Chinese transport authority summons online freight platforms to protect drivers’ rights
Published: Jan 21, 2022 09:00 PM
A Huolala van Photo: CFP

A Huolala van Photo: CFP

The Ministry of Transport in China summoned four online freight platform companies, including on-demand delivery service provider Huolala and Didi Freight, and required them to safeguard the legitimate rights and interests of drivers.

It's the latest measure to supervise the industry for a healthy development.

The ministry said on its official WeChat account on Friday that the truck drivers have been complaining that the platforms randomly adjust pricing rules and increase membership fees, which have induced vicious low-price competition.

Such moves are suspected of infringing on the legitimate rights and interests of drivers, causing widespread dissatisfaction among truck drivers and broad social concern, the ministry said. 

The ministry required the platforms to guarantee reasonable payment and rest time for drivers, and smooth the feedback channel and respond to reasonable demands in a timely manner.

All platform companies must adhere to fair competition, the ministry said, adding that when formulating or adjusting pricing rules, income distribution rules, and membership fees, they must publicly solicit the opinions of drivers and industry associations. 

The ministry also reminded four other online car-hailing platforms such as Didi and Meituan of such issues. 

The Chinese government has taken different measures to safeguard workers' rights and further strengthen anti-monopoly regulations in the new service industry.
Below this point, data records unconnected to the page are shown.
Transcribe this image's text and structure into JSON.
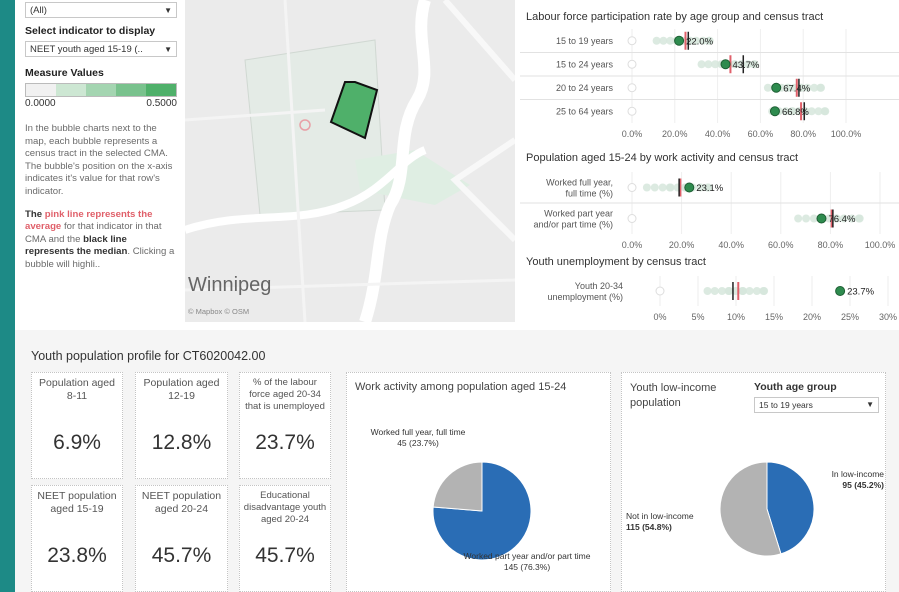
{
  "controls": {
    "region_select": "(All)",
    "indicator_label": "Select indicator to display",
    "indicator_select": "NEET youth aged 15-19 (..",
    "measure_label": "Measure Values",
    "legend_min": "0.0000",
    "legend_max": "0.5000",
    "legend_colors": [
      "#f1f1f1",
      "#cde7d3",
      "#a4d5b1",
      "#79c28d",
      "#4fb06a"
    ],
    "description": "In the bubble charts next to the map, each bubble represents a census tract in the selected CMA. The bubble's position on the x-axis indicates it's value for that row's indicator.",
    "note_the": "The ",
    "note_pink": "pink line represents the average",
    "note_mid": " for that indicator in that CMA and the ",
    "note_black": "black line represents the median",
    "note_end": ". Clicking a bubble will highli.."
  },
  "map": {
    "city": "Winnipeg",
    "credit": "© Mapbox © OSM"
  },
  "chart1": {
    "title": "Labour force participation rate by age group and census tract",
    "rows": [
      {
        "label": "15 to 19 years",
        "value": 22.0,
        "value_label": "22.0%",
        "mean": 25.0,
        "median": 26.3
      },
      {
        "label": "15 to 24 years",
        "value": 43.7,
        "value_label": "43.7%",
        "mean": 46.0,
        "median": 52.0
      },
      {
        "label": "20 to 24 years",
        "value": 67.4,
        "value_label": "67.4%",
        "mean": 77.0,
        "median": 78.0
      },
      {
        "label": "25 to 64 years",
        "value": 66.8,
        "value_label": "66.8%",
        "mean": 79.0,
        "median": 80.5
      }
    ],
    "ticks": [
      "0.0%",
      "20.0%",
      "40.0%",
      "60.0%",
      "80.0%",
      "100.0%"
    ],
    "xlim": [
      0,
      100
    ]
  },
  "chart2": {
    "title": "Population aged 15-24 by work activity and census tract",
    "rows": [
      {
        "label1": "Worked full year,",
        "label2": "full time (%)",
        "value": 23.1,
        "value_label": "23.1%",
        "mean": 19.5,
        "median": 19.0
      },
      {
        "label1": "Worked part year",
        "label2": "and/or part time (%)",
        "value": 76.4,
        "value_label": "76.4%",
        "mean": 80.5,
        "median": 81.0
      }
    ],
    "ticks": [
      "0.0%",
      "20.0%",
      "40.0%",
      "60.0%",
      "80.0%",
      "100.0%"
    ],
    "xlim": [
      0,
      100
    ]
  },
  "chart3": {
    "title": "Youth unemployment by census tract",
    "rows": [
      {
        "label1": "Youth 20-34",
        "label2": "unemployment (%)",
        "value": 23.7,
        "value_label": "23.7%",
        "mean": 10.3,
        "median": 9.6
      }
    ],
    "ticks": [
      "0%",
      "5%",
      "10%",
      "15%",
      "20%",
      "25%",
      "30%"
    ],
    "xlim": [
      0,
      30
    ]
  },
  "colors": {
    "bubble": "#d6e6dc",
    "highlight": "#2e8b4e",
    "mean": "#e0606a",
    "median": "#222222"
  },
  "profile": {
    "title": "Youth population profile for CT6020042.00",
    "cards": [
      {
        "title": "Population aged 8-11",
        "value": "6.9%"
      },
      {
        "title": "Population aged 12-19",
        "value": "12.8%"
      },
      {
        "title": "% of the labour force aged 20-34 that is unemployed",
        "value": "23.7%"
      },
      {
        "title": "NEET population aged 15-19",
        "value": "23.8%"
      },
      {
        "title": "NEET population aged 20-24",
        "value": "45.7%"
      },
      {
        "title": "Educational disadvantage youth aged 20-24",
        "value": "45.7%"
      }
    ],
    "work_activity": {
      "title": "Work activity among population aged 15-24",
      "slice1_label": "Worked full year, full time",
      "slice1_value": "45 (23.7%)",
      "slice1_pct": 23.7,
      "slice2_label": "Worked part year and/or part time",
      "slice2_value": "145 (76.3%)",
      "slice2_pct": 76.3
    },
    "low_income": {
      "title": "Youth low-income population",
      "group_label": "Youth age group",
      "group_select": "15 to 19 years",
      "in_label": "In low-income",
      "in_value": "95 (45.2%)",
      "in_pct": 45.2,
      "not_label": "Not in low-income",
      "not_value": "115 (54.8%)",
      "not_pct": 54.8
    },
    "pie_colors": {
      "blue": "#2a6db5",
      "grey": "#b3b3b3"
    }
  }
}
On Friday, the Ministry of Human Resource and Social Security, together with other departments, directed 11 online platforms including Meituan, Alibaba and Huolala to strengthen the supervision of labor cooperative enterprises to protect the rights and interests of workers, and continue to improve the platform algorithm and labor rules.
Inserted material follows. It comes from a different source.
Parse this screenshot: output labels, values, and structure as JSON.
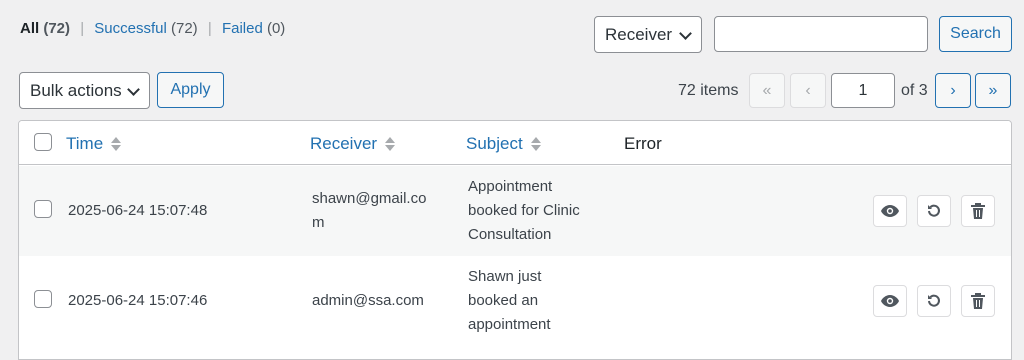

In November last year, China announced new rules guiding ride-hailing platforms to set an upper limit on commissions taken from drivers.
The rules, announced by the Ministry of Transport and eight other government agencies, ordered online car-hailing platforms to announce pricing and income distribution rules, set reasonable limits on commissions, and inform the driver of the commissions after each order.
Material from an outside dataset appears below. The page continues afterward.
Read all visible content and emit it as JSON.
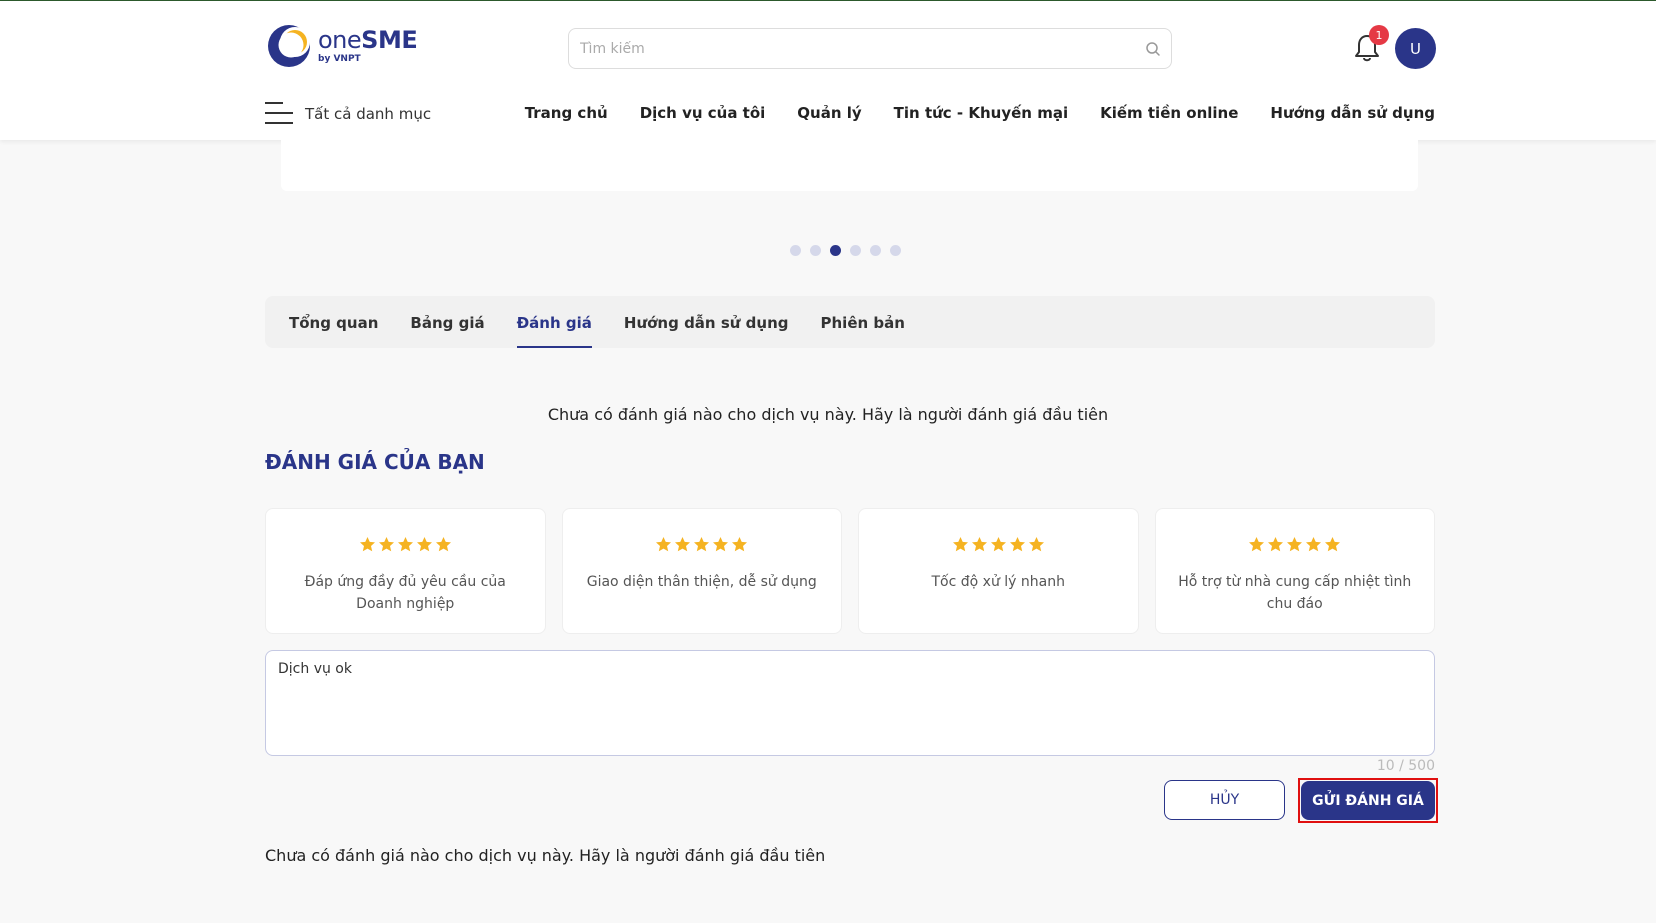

China's Ministry of Transport and other regulatory authorities directed 10 online transportation platforms including Didi and Huolala to rectify their operational problems immediately in a regulatory meeting in May last year. 

Based on reports collected by the regulators, the problems of online ride-hailing platforms mainly range from taking a high cut from the transaction, lacking transparency in distribution mechanisms and arbitrarily adjusting pricing policies.

Global Times